Black Creatives Pay Cinematic Homage to Baltimore With ‘A Black Girl’s Country’
by Oyin Adedoyin
Published December 21 in Baltimore Magazine
Excerpt: In the spring of 2019, Nia June found herself in the living room of a home in Windsor Mill. She described it as “old-school.” There were many pictures on the walls and others lined the tables. There was plastic covering on the matching vintage couches. The Baltimore poet was there for work, though it didn’t feel like it.
“It felt like home,” says June, pictured second from left, who spent the day listening to stories from the three generations of Black women who resided there: Najah Johnson; her daughter, Indigo; and her grandmother, Ethel Zimmerman. “Seeing the way her grandchild and great-grandchild just folded to her—they sat at her feet, they loved her so much, and just took care of her. It was beautiful.”
Zimmerman died last January, at 86 years old, but she will now live on in the permanent collection of The Baltimore Museum of Art. June’s debut film, A Black Girl’s Country, inspired by her poem of the same name, was recently acquired by the BMA as part of its new initiative to obtain more works by artists of color and those with ties to Baltimore.
It all started with a poem that June wrote as a student at Towson University in 2018. As the only Black woman in her poetry class, she felt frustrated and out of place, with her work constantly misunderstood by her classmates, many of whom were white men. She wrote her feelings into a poem that she now describes as a “home for Black women.”

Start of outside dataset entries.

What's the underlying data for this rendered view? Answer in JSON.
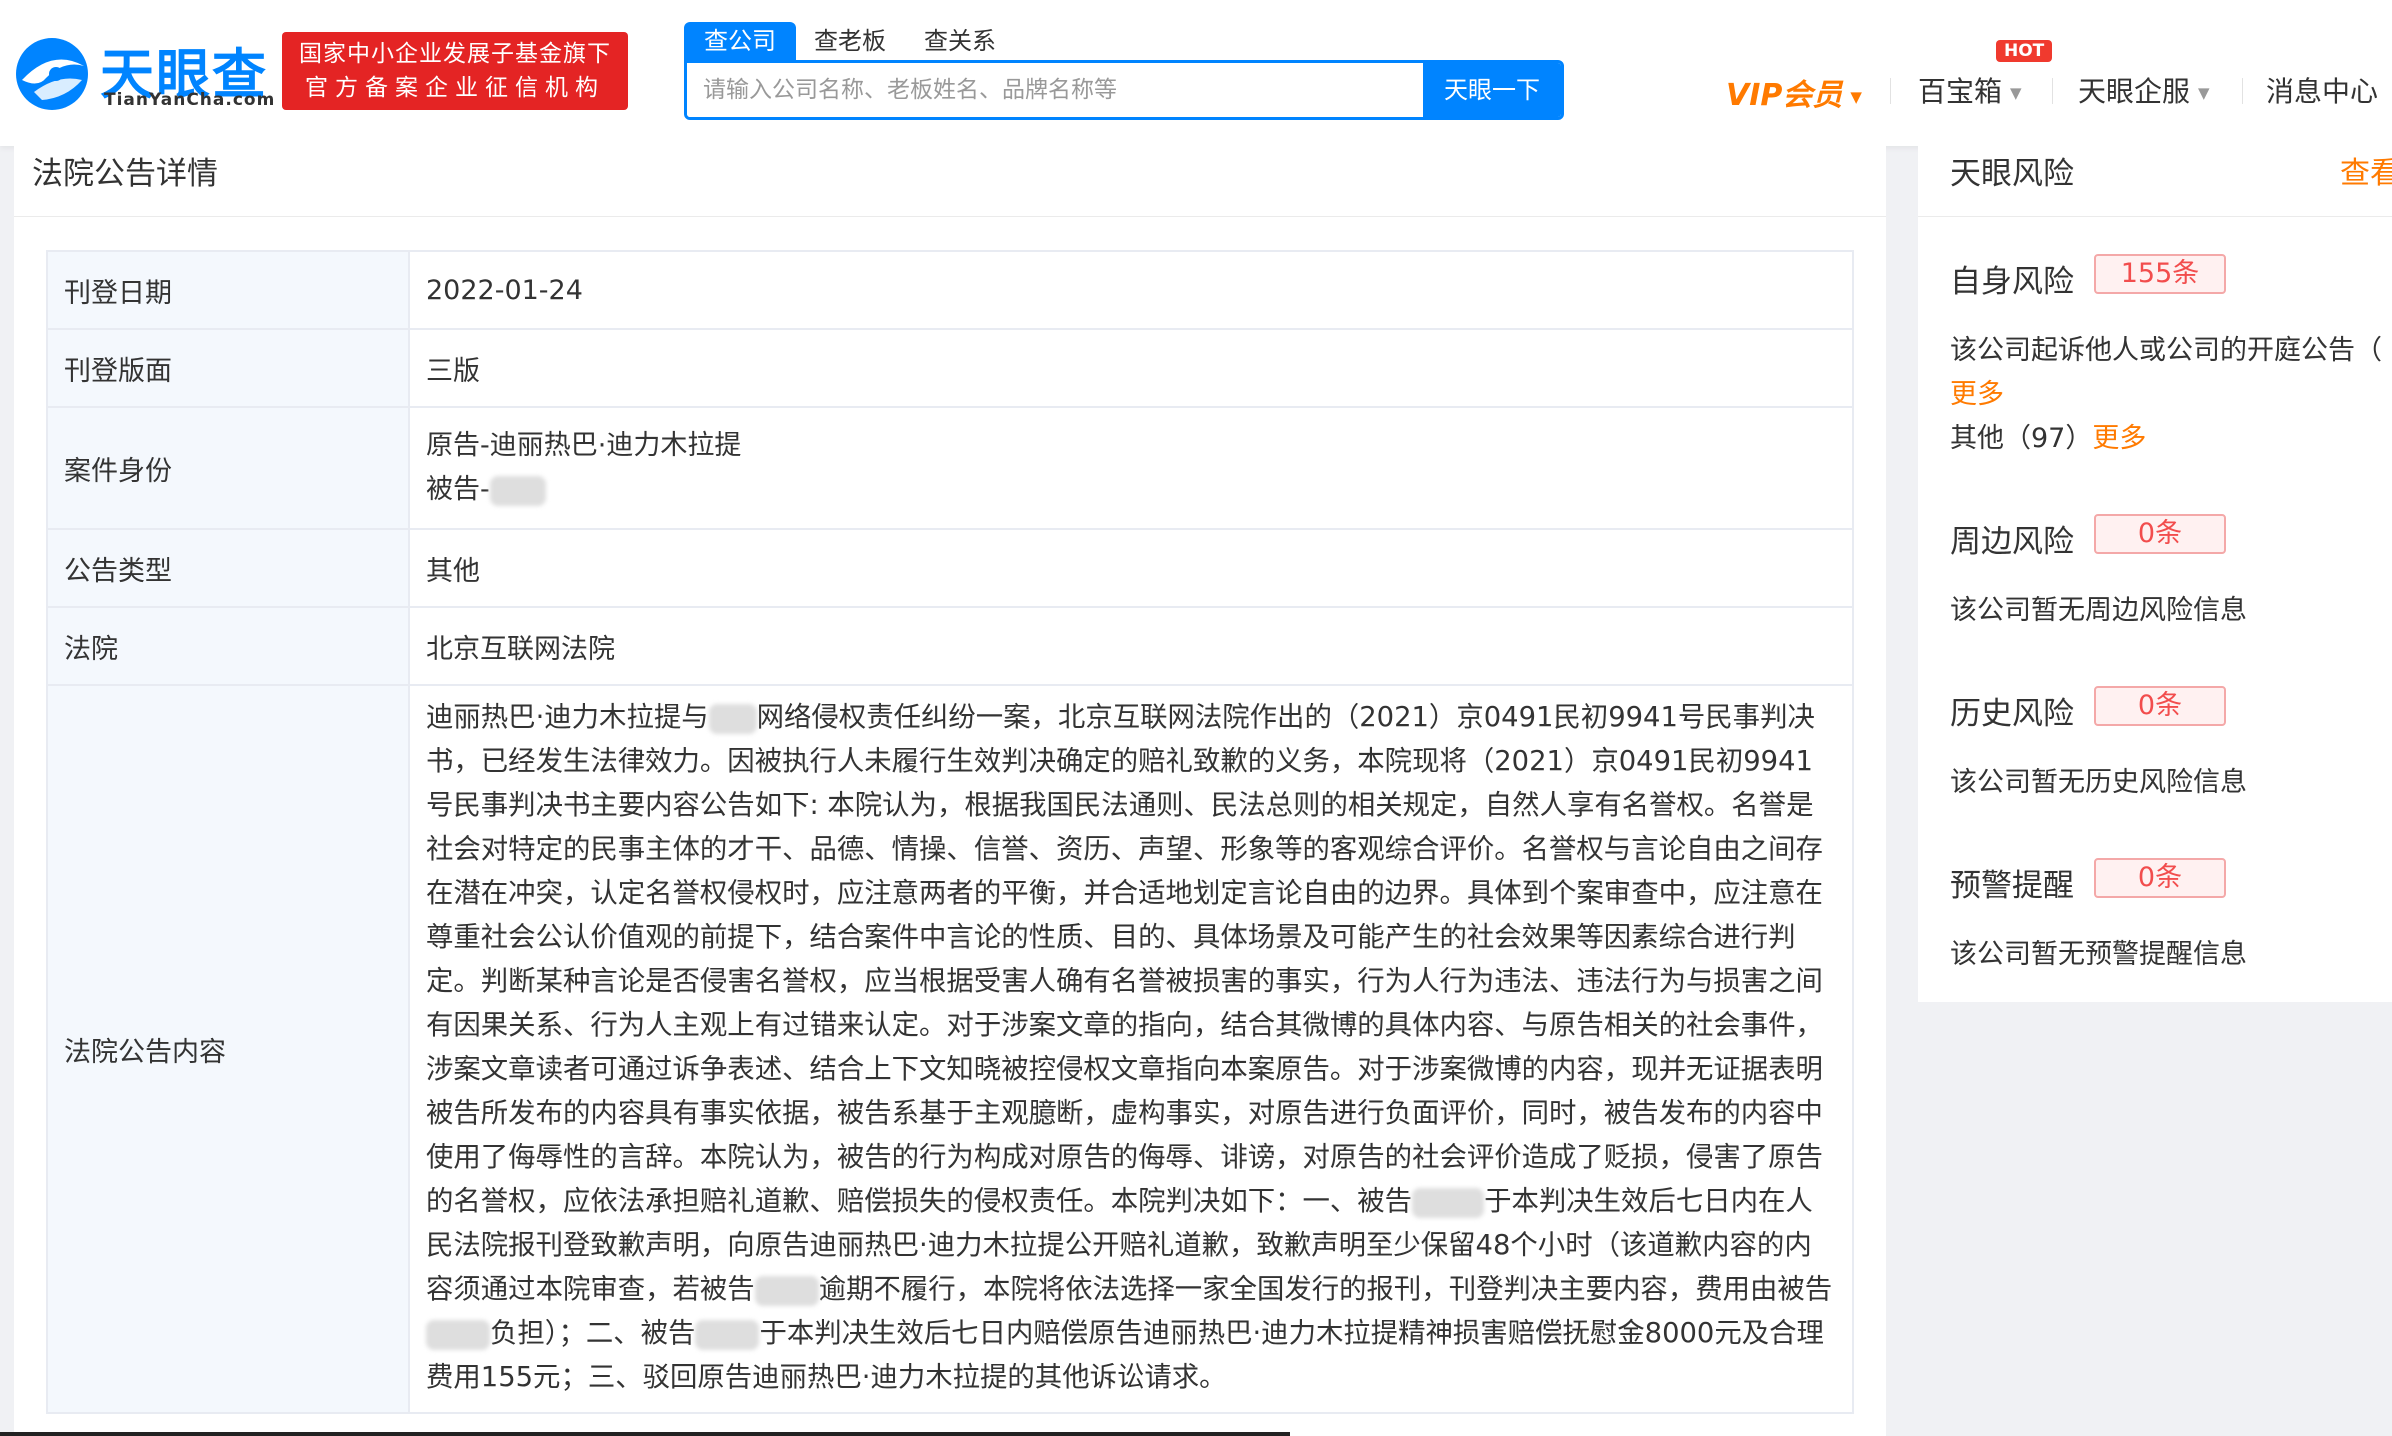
{
  "header": {
    "logo_cn": "天眼查",
    "logo_en": "TianYanCha.com",
    "badge_line1": "国家中小企业发展子基金旗下",
    "badge_line2": "官方备案企业征信机构",
    "search_tabs": [
      "查公司",
      "查老板",
      "查关系"
    ],
    "search_placeholder": "请输入公司名称、老板姓名、品牌名称等",
    "search_button": "天眼一下",
    "nav": {
      "vip": "VIP会员",
      "baibao": "百宝箱",
      "hot": "HOT",
      "qifu": "天眼企服",
      "messages": "消息中心"
    }
  },
  "main": {
    "title": "法院公告详情",
    "rows": {
      "date": {
        "label": "刊登日期",
        "value": "2022-01-24"
      },
      "edition": {
        "label": "刊登版面",
        "value": "三版"
      },
      "case": {
        "label": "案件身份",
        "plaintiff": "原告-迪丽热巴·迪力木拉提",
        "defendant": "被告-"
      },
      "type": {
        "label": "公告类型",
        "value": "其他"
      },
      "court": {
        "label": "法院",
        "value": "北京互联网法院"
      },
      "content": {
        "label": "法院公告内容",
        "p1": "迪丽热巴·迪力木拉提与",
        "p2": "网络侵权责任纠纷一案，北京互联网法院作出的（2021）京0491民初9941号民事判决书，已经发生法律效力。因被执行人未履行生效判决确定的赔礼致歉的义务，本院现将（2021）京0491民初9941号民事判决书主要内容公告如下: 本院认为，根据我国民法通则、民法总则的相关规定，自然人享有名誉权。名誉是社会对特定的民事主体的才干、品德、情操、信誉、资历、声望、形象等的客观综合评价。名誉权与言论自由之间存在潜在冲突，认定名誉权侵权时，应注意两者的平衡，并合适地划定言论自由的边界。具体到个案审查中，应注意在尊重社会公认价值观的前提下，结合案件中言论的性质、目的、具体场景及可能产生的社会效果等因素综合进行判定。判断某种言论是否侵害名誉权，应当根据受害人确有名誉被损害的事实，行为人行为违法、违法行为与损害之间有因果关系、行为人主观上有过错来认定。对于涉案文章的指向，结合其微博的具体内容、与原告相关的社会事件，涉案文章读者可通过诉争表述、结合上下文知晓被控侵权文章指向本案原告。对于涉案微博的内容，现并无证据表明被告所发布的内容具有事实依据，被告系基于主观臆断，虚构事实，对原告进行负面评价，同时，被告发布的内容中使用了侮辱性的言辞。本院认为，被告的行为构成对原告的侮辱、诽谤，对原告的社会评价造成了贬损，侵害了原告的名誉权，应依法承担赔礼道歉、赔偿损失的侵权责任。本院判决如下：一、被告",
        "p3": "于本判决生效后七日内在人民法院报刊登致歉声明，向原告迪丽热巴·迪力木拉提公开赔礼道歉，致歉声明至少保留48个小时（该道歉内容的内容须通过本院审查，若被告",
        "p4": "逾期不履行，本院将依法选择一家全国发行的报刊，刊登判决主要内容，费用由被告",
        "p5": "负担）；二、被告",
        "p6": "于本判决生效后七日内赔偿原告迪丽热巴·迪力木拉提精神损害赔偿抚慰金8000元及合理费用155元；三、驳回原告迪丽热巴·迪力木拉提的其他诉讼请求。"
      }
    }
  },
  "side": {
    "title": "天眼风险",
    "view_link": "查看",
    "self_risk": {
      "label": "自身风险",
      "count": "155条",
      "line1": "该公司起诉他人或公司的开庭公告（",
      "more1": "更多",
      "line2": "其他（97）",
      "more2": "更多"
    },
    "around_risk": {
      "label": "周边风险",
      "count": "0条",
      "text": "该公司暂无周边风险信息"
    },
    "history_risk": {
      "label": "历史风险",
      "count": "0条",
      "text": "该公司暂无历史风险信息"
    },
    "warning": {
      "label": "预警提醒",
      "count": "0条",
      "text": "该公司暂无预警提醒信息"
    }
  }
}
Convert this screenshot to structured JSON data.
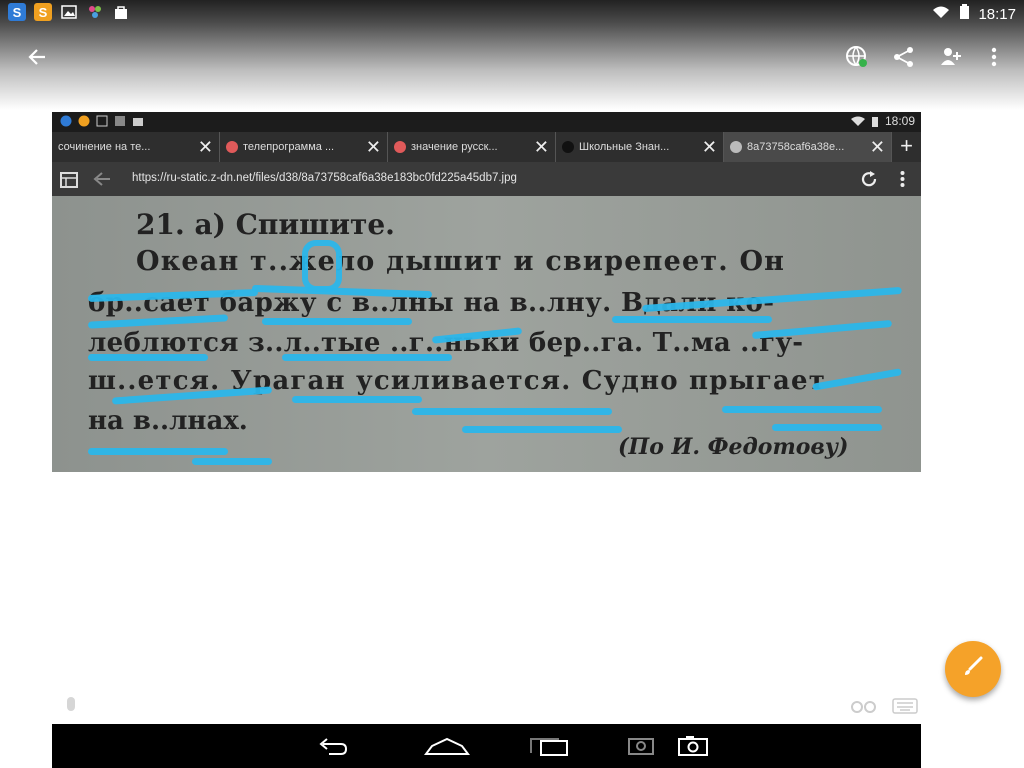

Phoenix Art Yard’s Latest Exhibit Celebrates Survival and Rebirth
by Grace Hebron
Published December 16 in Baltimore Magazine